───── Source material
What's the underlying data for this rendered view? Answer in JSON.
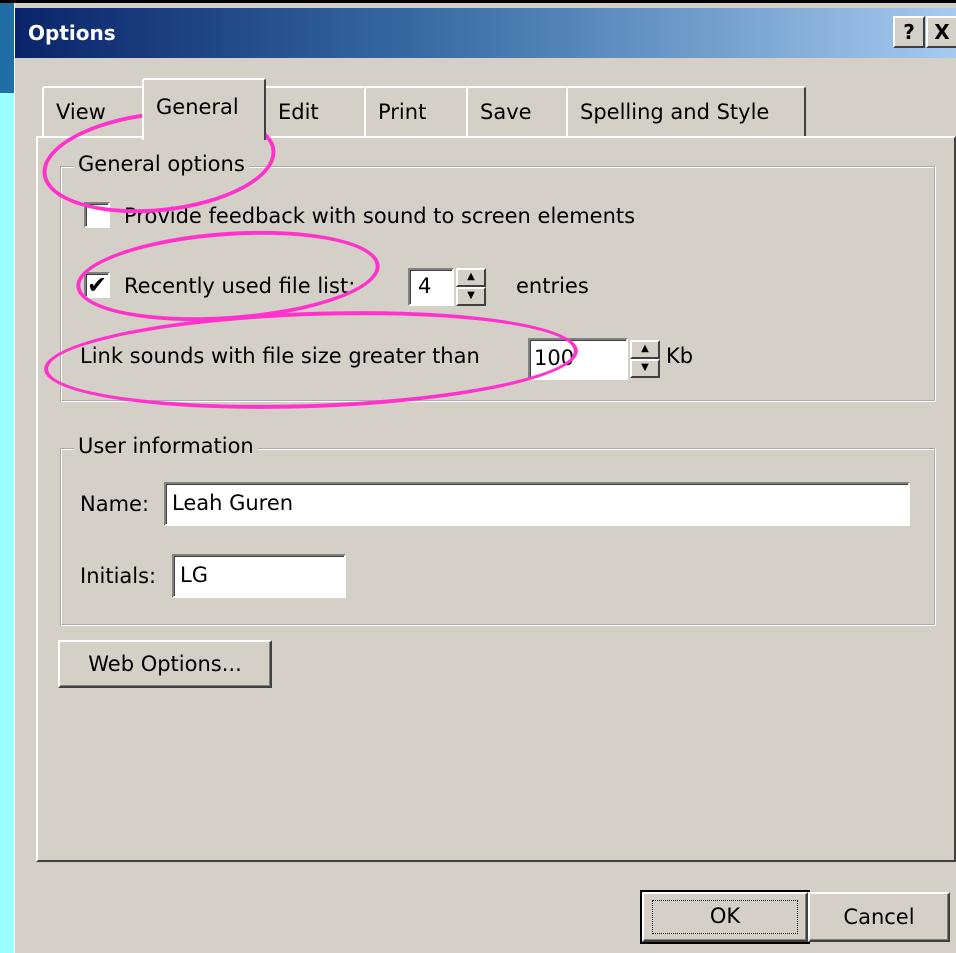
{
  "window": {
    "title": "Options",
    "help_label": "?",
    "close_label": "X"
  },
  "tabs": [
    {
      "label": "View"
    },
    {
      "label": "General"
    },
    {
      "label": "Edit"
    },
    {
      "label": "Print"
    },
    {
      "label": "Save"
    },
    {
      "label": "Spelling and Style"
    }
  ],
  "active_tab": "General",
  "general_options": {
    "title": "General options",
    "feedback": {
      "label": "Provide feedback with sound to screen elements",
      "checked": false
    },
    "recent_files": {
      "label": "Recently used file list:",
      "checked": true,
      "value": "4",
      "suffix": "entries"
    },
    "link_sounds": {
      "label": "Link sounds with file size greater than",
      "value": "100",
      "suffix": "Kb"
    }
  },
  "user_information": {
    "title": "User information",
    "name_label": "Name:",
    "name_value": "Leah Guren",
    "initials_label": "Initials:",
    "initials_value": "LG"
  },
  "buttons": {
    "web_options": "Web Options...",
    "ok": "OK",
    "cancel": "Cancel"
  },
  "colors": {
    "annotation": "#ff33cc",
    "title_bar_start": "#0a246a",
    "background": "#99ffff"
  }
}
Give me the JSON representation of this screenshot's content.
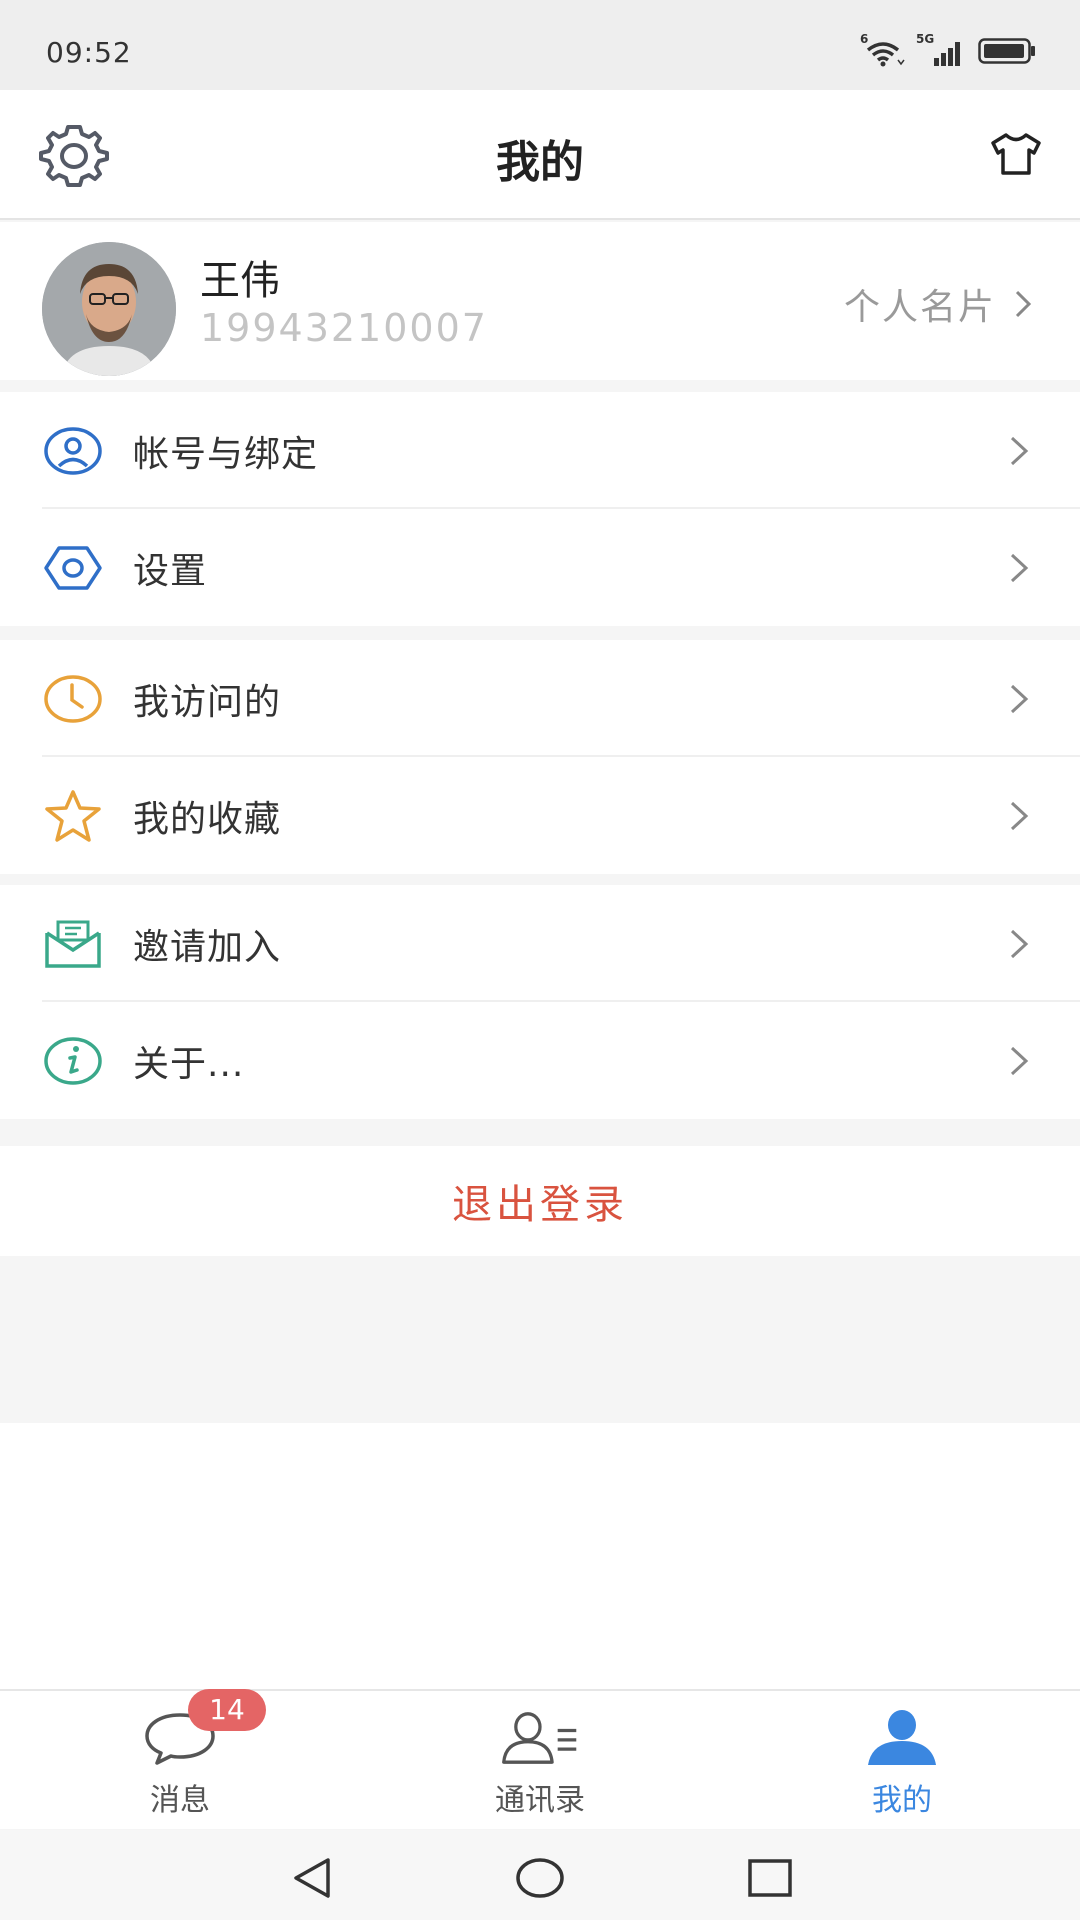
{
  "status_bar": {
    "time": "09:52",
    "wifi_tag": "6",
    "network_tag": "5G",
    "icons": [
      "wifi-icon",
      "signal-icon",
      "battery-icon"
    ]
  },
  "header": {
    "title": "我的",
    "left_icon": "gear-icon",
    "right_icon": "tshirt-icon"
  },
  "profile": {
    "name": "王伟",
    "phone": "19943210007",
    "card_link_label": "个人名片"
  },
  "menu_groups": [
    {
      "items": [
        {
          "label": "帐号与绑定",
          "icon": "account-icon",
          "color": "#2f6fc8"
        },
        {
          "label": "设置",
          "icon": "hexagon-settings-icon",
          "color": "#2f6fc8"
        }
      ]
    },
    {
      "items": [
        {
          "label": "我访问的",
          "icon": "clock-icon",
          "color": "#e8a23a"
        },
        {
          "label": "我的收藏",
          "icon": "star-icon",
          "color": "#e8a23a"
        }
      ]
    },
    {
      "items": [
        {
          "label": "邀请加入",
          "icon": "envelope-icon",
          "color": "#3aa88a"
        },
        {
          "label": "关于...",
          "icon": "info-icon",
          "color": "#3aa88a"
        }
      ]
    }
  ],
  "logout": {
    "label": "退出登录",
    "color": "#d9533f"
  },
  "tabbar": {
    "tabs": [
      {
        "label": "消息",
        "icon": "chat-bubble-icon",
        "badge": "14",
        "active": false
      },
      {
        "label": "通讯录",
        "icon": "contacts-icon",
        "active": false
      },
      {
        "label": "我的",
        "icon": "person-icon",
        "active": true
      }
    ],
    "active_color": "#3b87e0",
    "badge_color": "#e46565"
  },
  "system_nav": {
    "buttons": [
      "back-icon",
      "home-icon",
      "recents-icon"
    ]
  }
}
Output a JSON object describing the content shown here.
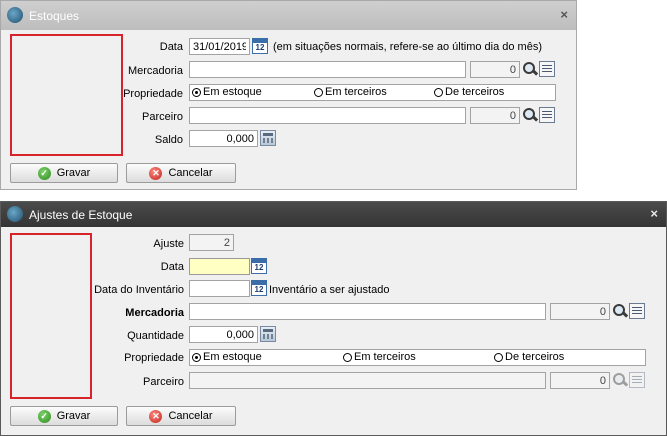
{
  "estoques": {
    "title": "Estoques",
    "close": "×",
    "data_label": "Data",
    "data_value": "31/01/2019",
    "data_hint": "(em situações normais, refere-se ao último dia do mês)",
    "mercadoria_label": "Mercadoria",
    "mercadoria_value": "",
    "mercadoria_code": "0",
    "propriedade_label": "Propriedade",
    "propriedade_options": [
      "Em estoque",
      "Em terceiros",
      "De terceiros"
    ],
    "propriedade_selected": "Em estoque",
    "parceiro_label": "Parceiro",
    "parceiro_value": "",
    "parceiro_code": "0",
    "saldo_label": "Saldo",
    "saldo_value": "0,000",
    "gravar_label": "Gravar",
    "cancelar_label": "Cancelar"
  },
  "ajustes": {
    "title": "Ajustes de Estoque",
    "close": "×",
    "ajuste_label": "Ajuste",
    "ajuste_value": "2",
    "data_label": "Data",
    "data_value": "",
    "data_inventario_label": "Data do Inventário",
    "data_inventario_value": "",
    "data_inventario_hint": "Inventário a ser ajustado",
    "mercadoria_label": "Mercadoria",
    "mercadoria_value": "",
    "mercadoria_code": "0",
    "quantidade_label": "Quantidade",
    "quantidade_value": "0,000",
    "propriedade_label": "Propriedade",
    "propriedade_options": [
      "Em estoque",
      "Em terceiros",
      "De terceiros"
    ],
    "propriedade_selected": "Em estoque",
    "parceiro_label": "Parceiro",
    "parceiro_value": "",
    "parceiro_code": "0",
    "gravar_label": "Gravar",
    "cancelar_label": "Cancelar"
  },
  "icons": {
    "calendar_day": "12",
    "check": "✓",
    "cross": "✕"
  },
  "colors": {
    "highlight_frame": "#d9232c",
    "active_field": "#ffffc4",
    "dark_titlebar": "#3c3c3c"
  }
}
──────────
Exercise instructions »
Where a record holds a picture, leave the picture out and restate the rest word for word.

Output »
What's the underlying data for this rendered view? Answer in JSON.
{
  "window": {
    "title": "Options",
    "help_label": "?",
    "close_label": "X"
  },
  "tabs": [
    {
      "label": "View"
    },
    {
      "label": "General"
    },
    {
      "label": "Edit"
    },
    {
      "label": "Print"
    },
    {
      "label": "Save"
    },
    {
      "label": "Spelling and Style"
    }
  ],
  "active_tab": "General",
  "general_options": {
    "title": "General options",
    "feedback": {
      "label": "Provide feedback with sound to screen elements",
      "checked": false
    },
    "recent_files": {
      "label": "Recently used file list:",
      "checked": true,
      "value": "4",
      "suffix": "entries"
    },
    "link_sounds": {
      "label": "Link sounds with file size greater than",
      "value": "100",
      "suffix": "Kb"
    }
  },
  "user_information": {
    "title": "User information",
    "name_label": "Name:",
    "name_value": "Leah Guren",
    "initials_label": "Initials:",
    "initials_value": "LG"
  },
  "buttons": {
    "web_options": "Web Options...",
    "ok": "OK",
    "cancel": "Cancel"
  },
  "colors": {
    "annotation": "#ff33cc",
    "title_bar_start": "#0a246a",
    "background": "#99ffff"
  }
}
Give me the JSON representation of this screenshot's content.
{
  "status_bar": {
    "time": "09:52",
    "wifi_tag": "6",
    "network_tag": "5G",
    "icons": [
      "wifi-icon",
      "signal-icon",
      "battery-icon"
    ]
  },
  "header": {
    "title": "我的",
    "left_icon": "gear-icon",
    "right_icon": "tshirt-icon"
  },
  "profile": {
    "name": "王伟",
    "phone": "19943210007",
    "card_link_label": "个人名片"
  },
  "menu_groups": [
    {
      "items": [
        {
          "label": "帐号与绑定",
          "icon": "account-icon",
          "color": "#2f6fc8"
        },
        {
          "label": "设置",
          "icon": "hexagon-settings-icon",
          "color": "#2f6fc8"
        }
      ]
    },
    {
      "items": [
        {
          "label": "我访问的",
          "icon": "clock-icon",
          "color": "#e8a23a"
        },
        {
          "label": "我的收藏",
          "icon": "star-icon",
          "color": "#e8a23a"
        }
      ]
    },
    {
      "items": [
        {
          "label": "邀请加入",
          "icon": "envelope-icon",
          "color": "#3aa88a"
        },
        {
          "label": "关于...",
          "icon": "info-icon",
          "color": "#3aa88a"
        }
      ]
    }
  ],
  "logout": {
    "label": "退出登录",
    "color": "#d9533f"
  },
  "tabbar": {
    "tabs": [
      {
        "label": "消息",
        "icon": "chat-bubble-icon",
        "badge": "14",
        "active": false
      },
      {
        "label": "通讯录",
        "icon": "contacts-icon",
        "active": false
      },
      {
        "label": "我的",
        "icon": "person-icon",
        "active": true
      }
    ],
    "active_color": "#3b87e0",
    "badge_color": "#e46565"
  },
  "system_nav": {
    "buttons": [
      "back-icon",
      "home-icon",
      "recents-icon"
    ]
  }
}
Output a JSON object describing the content shown here.
{
  "estoques": {
    "title": "Estoques",
    "close": "×",
    "data_label": "Data",
    "data_value": "31/01/2019",
    "data_hint": "(em situações normais, refere-se ao último dia do mês)",
    "mercadoria_label": "Mercadoria",
    "mercadoria_value": "",
    "mercadoria_code": "0",
    "propriedade_label": "Propriedade",
    "propriedade_options": [
      "Em estoque",
      "Em terceiros",
      "De terceiros"
    ],
    "propriedade_selected": "Em estoque",
    "parceiro_label": "Parceiro",
    "parceiro_value": "",
    "parceiro_code": "0",
    "saldo_label": "Saldo",
    "saldo_value": "0,000",
    "gravar_label": "Gravar",
    "cancelar_label": "Cancelar"
  },
  "ajustes": {
    "title": "Ajustes de Estoque",
    "close": "×",
    "ajuste_label": "Ajuste",
    "ajuste_value": "2",
    "data_label": "Data",
    "data_value": "",
    "data_inventario_label": "Data do Inventário",
    "data_inventario_value": "",
    "data_inventario_hint": "Inventário a ser ajustado",
    "mercadoria_label": "Mercadoria",
    "mercadoria_value": "",
    "mercadoria_code": "0",
    "quantidade_label": "Quantidade",
    "quantidade_value": "0,000",
    "propriedade_label": "Propriedade",
    "propriedade_options": [
      "Em estoque",
      "Em terceiros",
      "De terceiros"
    ],
    "propriedade_selected": "Em estoque",
    "parceiro_label": "Parceiro",
    "parceiro_value": "",
    "parceiro_code": "0",
    "gravar_label": "Gravar",
    "cancelar_label": "Cancelar"
  },
  "icons": {
    "calendar_day": "12",
    "check": "✓",
    "cross": "✕"
  },
  "colors": {
    "highlight_frame": "#d9232c",
    "active_field": "#ffffc4",
    "dark_titlebar": "#3c3c3c"
  }
}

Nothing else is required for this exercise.